Wednesday, December 14, 2005

Opening Day, part 2

Hopefully you either have worked in downtown SF, or you followed that Frank Chu link in my first post. Either one is key to getting the joke of my Halloween costume this year.

I've never been a big dress-up guy for Halloween, although I like the holiday. This year we were having a contest in the office, and I've been planning to do this eventually. When I walked into the main area of work, people didn't even say anything. They just applauded. That was cool.

At lunch time I took a walk down Market Street to see what kind of reaction I'd get. People either

1) Got the joke and smirked or commented
2) Thought I was actually Frank or
3) Had never seen Frank before and reacted accordingly.
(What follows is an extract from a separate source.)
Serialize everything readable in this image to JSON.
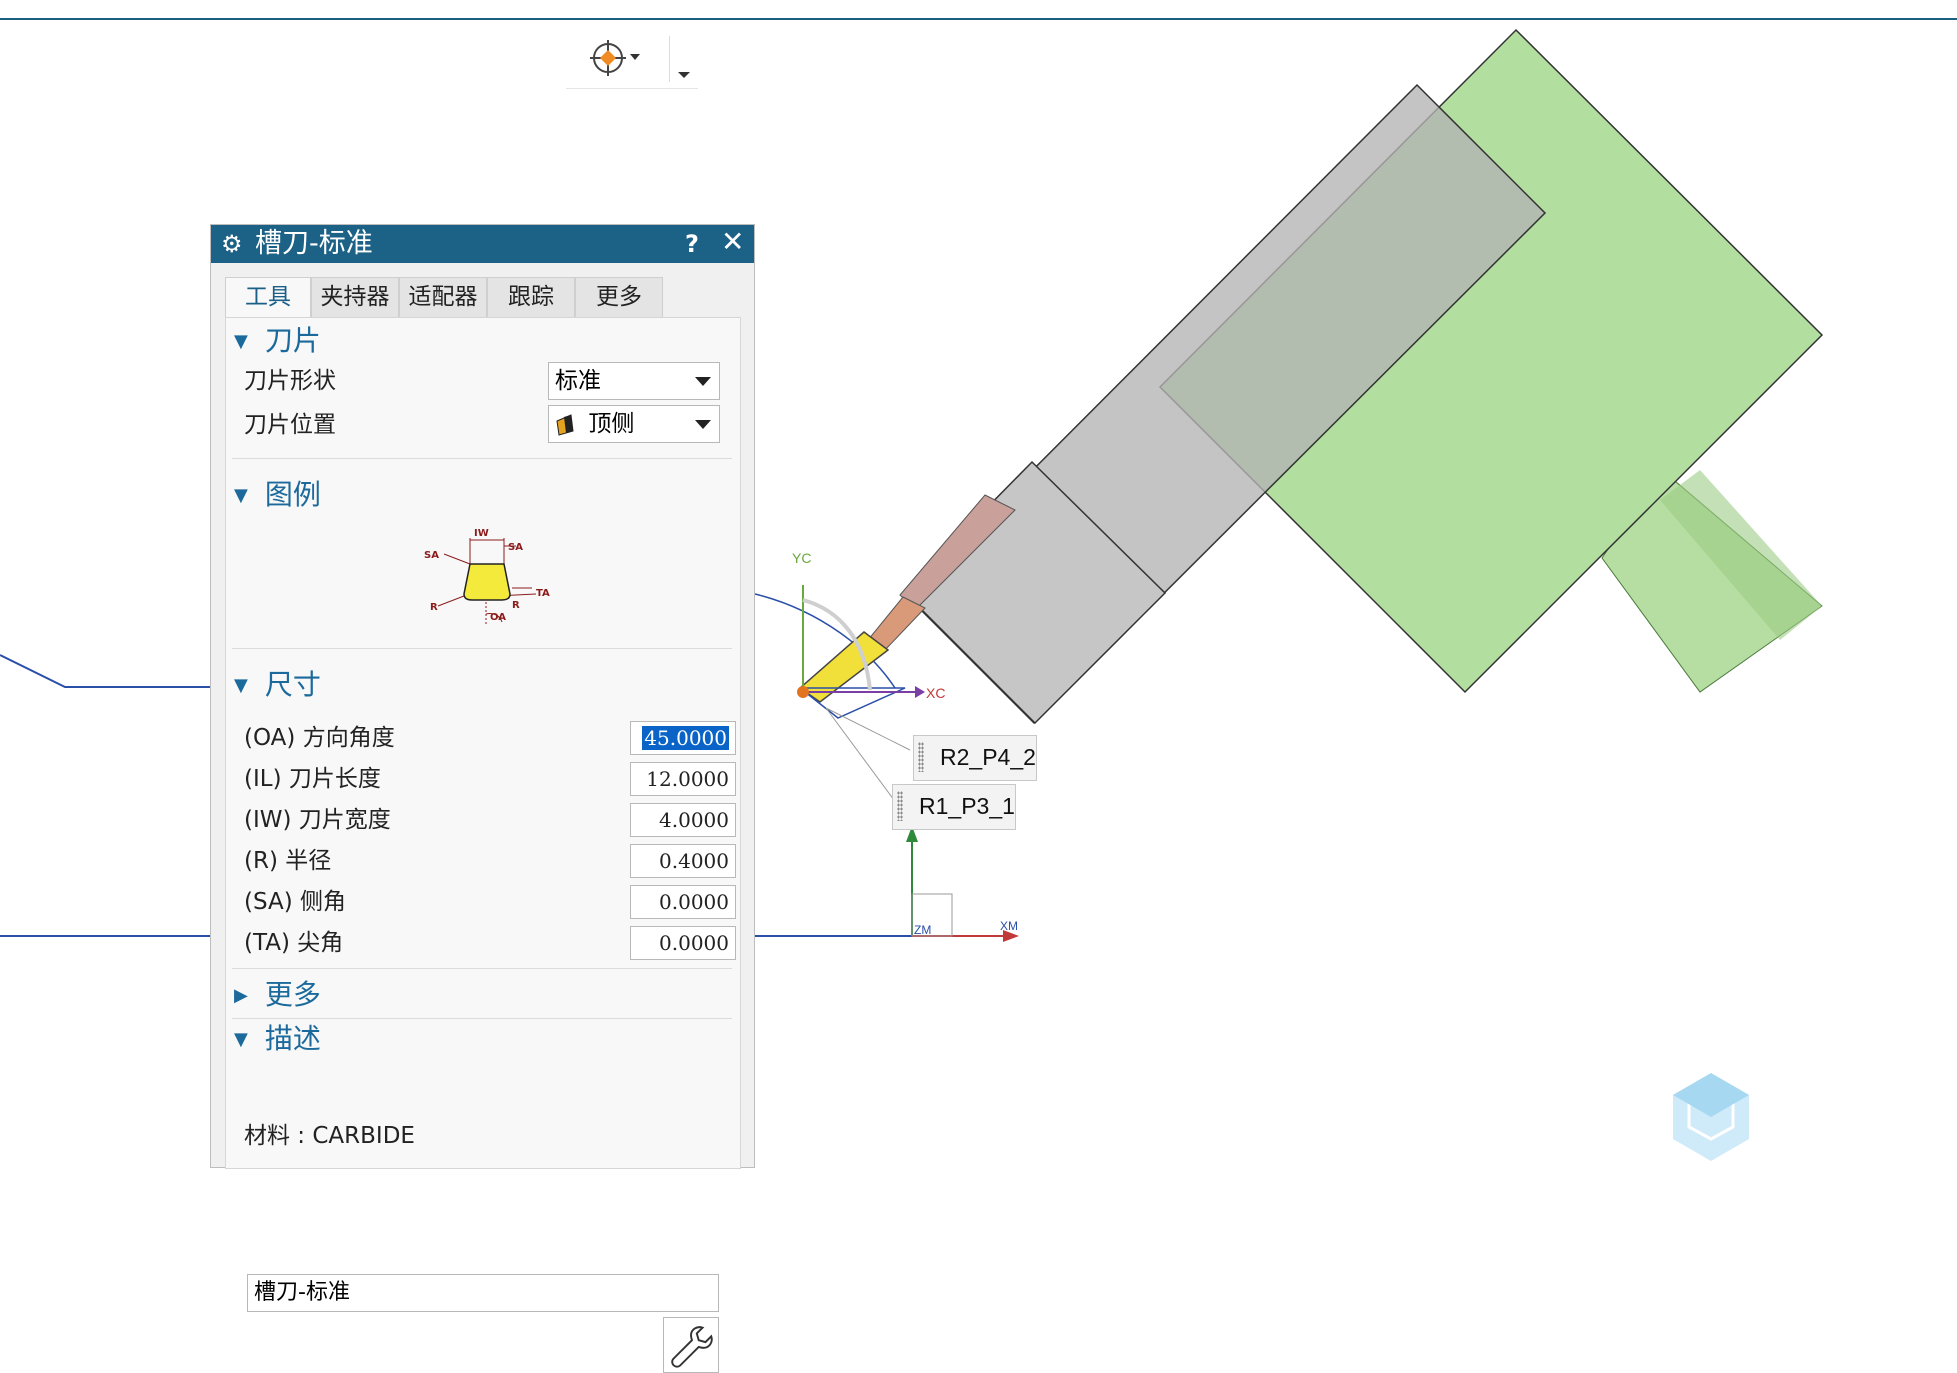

I never did find Frank to take a picture with him.

Some folks on the WELL suggested that I get together a Frank Chu drill team for next year's St. Stupid's Day parade. That would be pretty funny. Post here with your contact info if you want to do it.

Opening Day
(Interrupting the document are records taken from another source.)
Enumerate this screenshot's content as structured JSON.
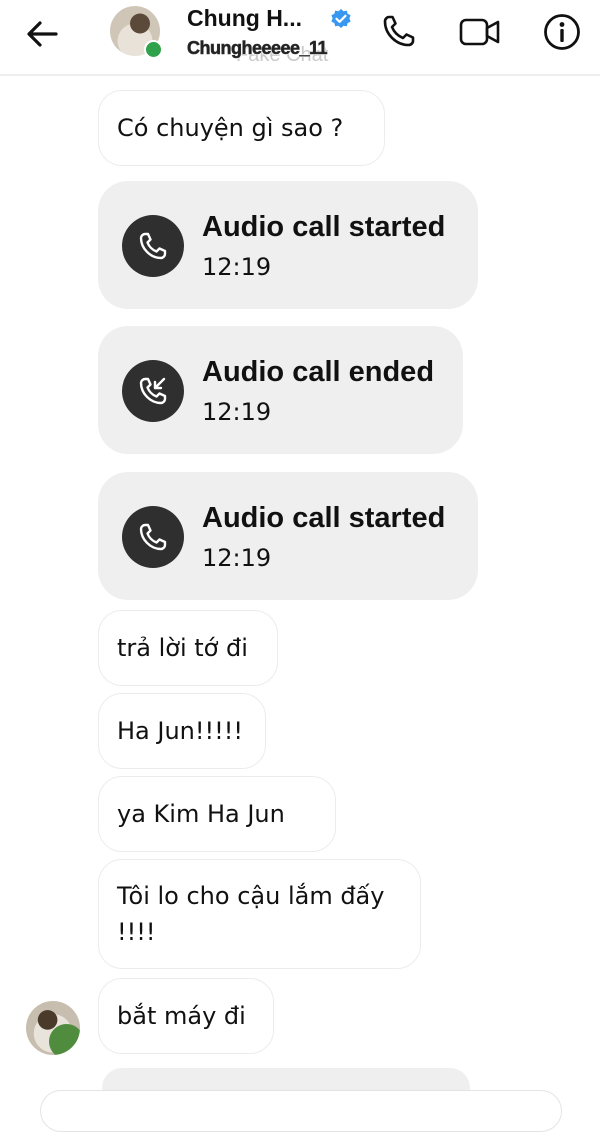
{
  "header": {
    "contact_name": "Chung H...",
    "username": "Chungheeeee_11",
    "watermark": "Fake Chat",
    "icons": [
      "back-arrow-icon",
      "verified-badge-icon",
      "phone-icon",
      "video-camera-icon",
      "info-icon"
    ],
    "online_color": "#31a24c",
    "verified_color": "#3897f0"
  },
  "messages": [
    {
      "type": "text",
      "text": "Có chuyện gì sao ?"
    },
    {
      "type": "call",
      "title": "Audio call started",
      "time": "12:19",
      "icon": "phone-icon"
    },
    {
      "type": "call",
      "title": "Audio call ended",
      "time": "12:19",
      "icon": "phone-incoming-icon"
    },
    {
      "type": "call",
      "title": "Audio call started",
      "time": "12:19",
      "icon": "phone-icon"
    },
    {
      "type": "text",
      "text": "trả lời tớ đi"
    },
    {
      "type": "text",
      "text": "Ha Jun!!!!!"
    },
    {
      "type": "text",
      "text": "ya Kim Ha Jun"
    },
    {
      "type": "text",
      "text": "Tôi lo cho cậu lắm đấy !!!!"
    },
    {
      "type": "text",
      "text": "bắt máy đi"
    }
  ]
}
I had this experience on the bus a few months ago, and wrote about it on the WELL and e-mail. One person suggested I start a blog. I don't need all that much encouragement. So here's my true story from 9/29/05 to kick off my first blog:

Today on the 1 California:
I'm sitting next to the window and a large man, probably 50's with a grey pompadour and southern European descent sits next to me. He's got the kind of build that makes you think he may well have been Fabio-stunning a couple decades ago. And he's wearing what appears to be a weight lifter's uniform, complete with kneepads, Olympics-style. Dialogue, starting with him:
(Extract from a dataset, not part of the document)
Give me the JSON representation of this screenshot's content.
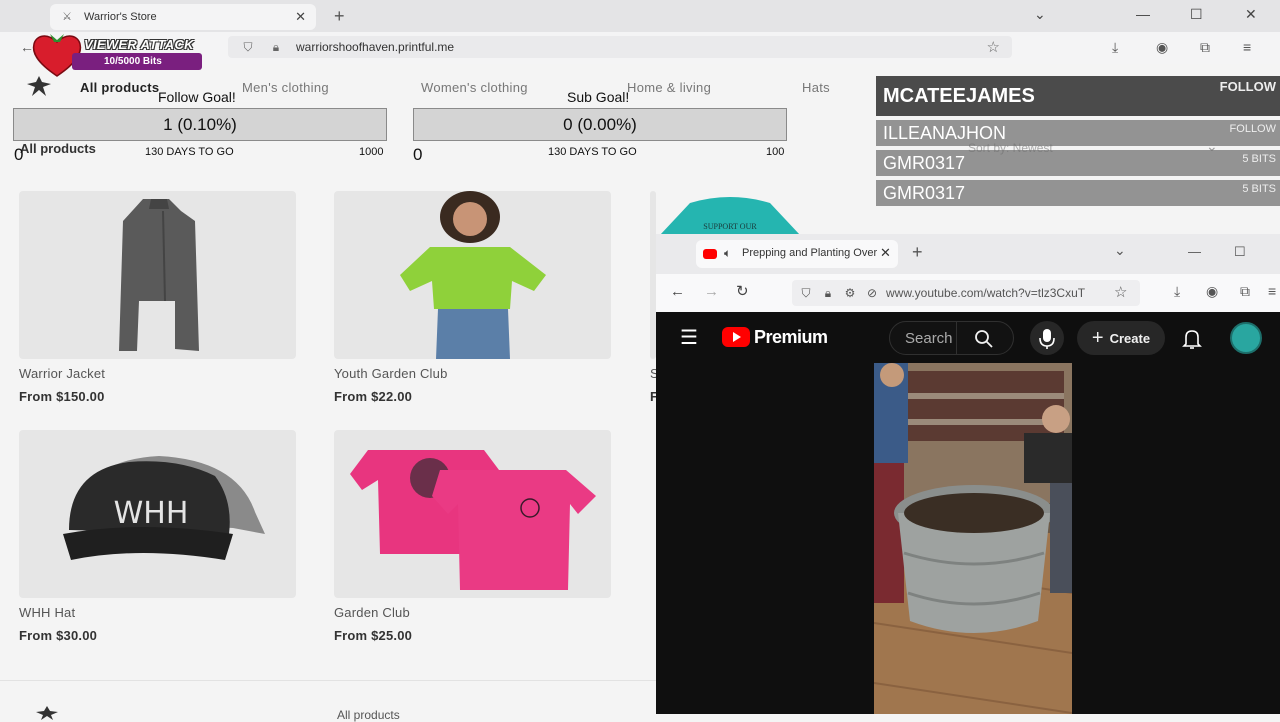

- May I sit here?
+ Sure. Are you going wrestling somewhere?
- No. Kickboxing.
+ Kickboxing? (Clearly too massive for kickboxing.)
- Yes. I fight people from all over the world. All over the galaxy. I have a license to kill.
+ Really?
- Yes. Humans are not good fighters. But Martians are.
+ Where are you from?
- I am from all over... Italy, France, United States. I am God. I’m from everywhere. I came here in 1947 and some people thought I was Jesus Christ. But I'm not; I'm God.
+ Well what are you doing here?
- I am fighting creatures from all over the galaxies. I am also bringing sunshine because sunshine helps clean up all the pollution. If I did not bring the sunshine, the pollution would kill everyone.
+ I suppose that's not very productive if you're God.
- Yes. I have responsibilities all over the galaxies.
+ Have you met Frank Chu?
- Who?
+ Frank Chu. He carries signs showing that he too knows about the galaxies. Maybe you should compare notes with him.
- Is he a big shot?
+ He knows about the galaxies, that's all I'm saying.
- Does he have bodyguards? I have hundreds, thousands of bodyguards, all beautiful women. Of all races and colors. I used to have more white women, but they got eaten by martians.
+ I don't know about the bodyguards, but he's not dead. That oughtta count for something.
- He can't be a big shot if he doesn't have lots of money.
+ What difference does money make to one who hops the galaxies? I gotta think that doesn't matter all that much in the grand scheme of things.
- I only talk to big shots. You should see the beaches on places like Venus and Jupiter. They're just like the south of France.
+ Venus I can see, but Jupiter's pretty cold. At least it was the last time I was there.
- When I go to Jupiter I look at the sun and bring more sunshine.
+ Say, why does God need to take MUNI?
- Do you know how many flying saucers there are out there, waiting to shoot me down with laser beams?
+ Ah, so you're on MUNI to protect yourself from being seen and targeted.
- There are a lot of flying saucers out there.
+ Are you saying that God can be killed by a laser beam?
- (Gets up for his stop, mumbles something nonsensical about the dangers of laser beams.)
+ Watch out for the laser beams!